*Exercise details*: An exact copy of every record is required.

=-=-=

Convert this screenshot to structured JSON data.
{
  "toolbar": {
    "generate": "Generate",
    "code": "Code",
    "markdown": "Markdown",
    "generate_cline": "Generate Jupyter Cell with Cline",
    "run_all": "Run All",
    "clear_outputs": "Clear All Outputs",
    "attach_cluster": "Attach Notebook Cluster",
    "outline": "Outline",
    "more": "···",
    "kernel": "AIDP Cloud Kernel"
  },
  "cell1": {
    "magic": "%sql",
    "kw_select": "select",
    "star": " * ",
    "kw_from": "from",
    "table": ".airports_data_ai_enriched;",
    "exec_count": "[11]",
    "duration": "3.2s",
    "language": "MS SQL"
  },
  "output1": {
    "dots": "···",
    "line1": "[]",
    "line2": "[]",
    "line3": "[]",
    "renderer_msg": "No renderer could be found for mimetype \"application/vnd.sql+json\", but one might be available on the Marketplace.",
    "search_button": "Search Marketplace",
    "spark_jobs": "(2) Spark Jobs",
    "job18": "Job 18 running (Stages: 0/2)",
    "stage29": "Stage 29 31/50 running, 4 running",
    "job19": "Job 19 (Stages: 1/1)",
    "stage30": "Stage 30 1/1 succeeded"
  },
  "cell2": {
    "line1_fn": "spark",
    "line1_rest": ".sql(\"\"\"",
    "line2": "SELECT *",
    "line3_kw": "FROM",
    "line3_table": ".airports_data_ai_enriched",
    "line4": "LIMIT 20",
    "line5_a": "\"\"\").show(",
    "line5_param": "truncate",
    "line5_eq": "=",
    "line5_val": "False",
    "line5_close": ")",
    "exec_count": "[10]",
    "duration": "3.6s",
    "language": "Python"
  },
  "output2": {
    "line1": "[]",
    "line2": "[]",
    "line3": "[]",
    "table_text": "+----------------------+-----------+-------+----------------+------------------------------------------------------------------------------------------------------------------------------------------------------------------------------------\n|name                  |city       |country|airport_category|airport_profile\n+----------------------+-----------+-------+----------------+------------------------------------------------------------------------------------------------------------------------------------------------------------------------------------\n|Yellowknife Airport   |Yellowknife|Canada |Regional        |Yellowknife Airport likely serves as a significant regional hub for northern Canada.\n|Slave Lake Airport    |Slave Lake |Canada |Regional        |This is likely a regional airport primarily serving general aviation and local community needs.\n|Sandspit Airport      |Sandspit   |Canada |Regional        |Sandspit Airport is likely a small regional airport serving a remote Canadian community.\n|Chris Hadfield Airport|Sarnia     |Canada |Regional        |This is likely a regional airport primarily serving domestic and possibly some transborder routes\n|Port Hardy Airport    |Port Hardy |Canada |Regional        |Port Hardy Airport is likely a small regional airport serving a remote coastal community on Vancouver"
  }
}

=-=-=

*Solution to this task*:
Convert this screenshot to structured JSON data.
{
  "toolbar": {
    "generate": "Generate",
    "code": "Code",
    "markdown": "Markdown",
    "generate_cline": "Generate Jupyter Cell with Cline",
    "run_all": "Run All",
    "clear_outputs": "Clear All Outputs",
    "attach_cluster": "Attach Notebook Cluster",
    "outline": "Outline",
    "more": "···",
    "kernel": "AIDP Cloud Kernel"
  },
  "cell1": {
    "magic": "%sql",
    "kw_select": "select",
    "star": " * ",
    "kw_from": "from",
    "table": ".airports_data_ai_enriched;",
    "exec_count": "[11]",
    "duration": "3.2s",
    "language": "MS SQL"
  },
  "output1": {
    "dots": "···",
    "line1": "[]",
    "line2": "[]",
    "line3": "[]",
    "renderer_msg": "No renderer could be found for mimetype \"application/vnd.sql+json\", but one might be available on the Marketplace.",
    "search_button": "Search Marketplace",
    "spark_jobs": "(2) Spark Jobs",
    "job18": "Job 18 running (Stages: 0/2)",
    "stage29": "Stage 29 31/50 running, 4 running",
    "job19": "Job 19 (Stages: 1/1)",
    "stage30": "Stage 30 1/1 succeeded"
  },
  "cell2": {
    "line1_fn": "spark",
    "line1_rest": ".sql(\"\"\"",
    "line2": "SELECT *",
    "line3_kw": "FROM",
    "line3_table": ".airports_data_ai_enriched",
    "line4": "LIMIT 20",
    "line5_a": "\"\"\").show(",
    "line5_param": "truncate",
    "line5_eq": "=",
    "line5_val": "False",
    "line5_close": ")",
    "exec_count": "[10]",
    "duration": "3.6s",
    "language": "Python"
  },
  "output2": {
    "line1": "[]",
    "line2": "[]",
    "line3": "[]",
    "table_text": "+----------------------+-----------+-------+----------------+------------------------------------------------------------------------------------------------------------------------------------------------------------------------------------\n|name                  |city       |country|airport_category|airport_profile\n+----------------------+-----------+-------+----------------+------------------------------------------------------------------------------------------------------------------------------------------------------------------------------------\n|Yellowknife Airport   |Yellowknife|Canada |Regional        |Yellowknife Airport likely serves as a significant regional hub for northern Canada.\n|Slave Lake Airport    |Slave Lake |Canada |Regional        |This is likely a regional airport primarily serving general aviation and local community needs.\n|Sandspit Airport      |Sandspit   |Canada |Regional        |Sandspit Airport is likely a small regional airport serving a remote Canadian community.\n|Chris Hadfield Airport|Sarnia     |Canada |Regional        |This is likely a regional airport primarily serving domestic and possibly some transborder routes\n|Port Hardy Airport    |Port Hardy |Canada |Regional        |Port Hardy Airport is likely a small regional airport serving a remote coastal community on Vancouver"
  }
}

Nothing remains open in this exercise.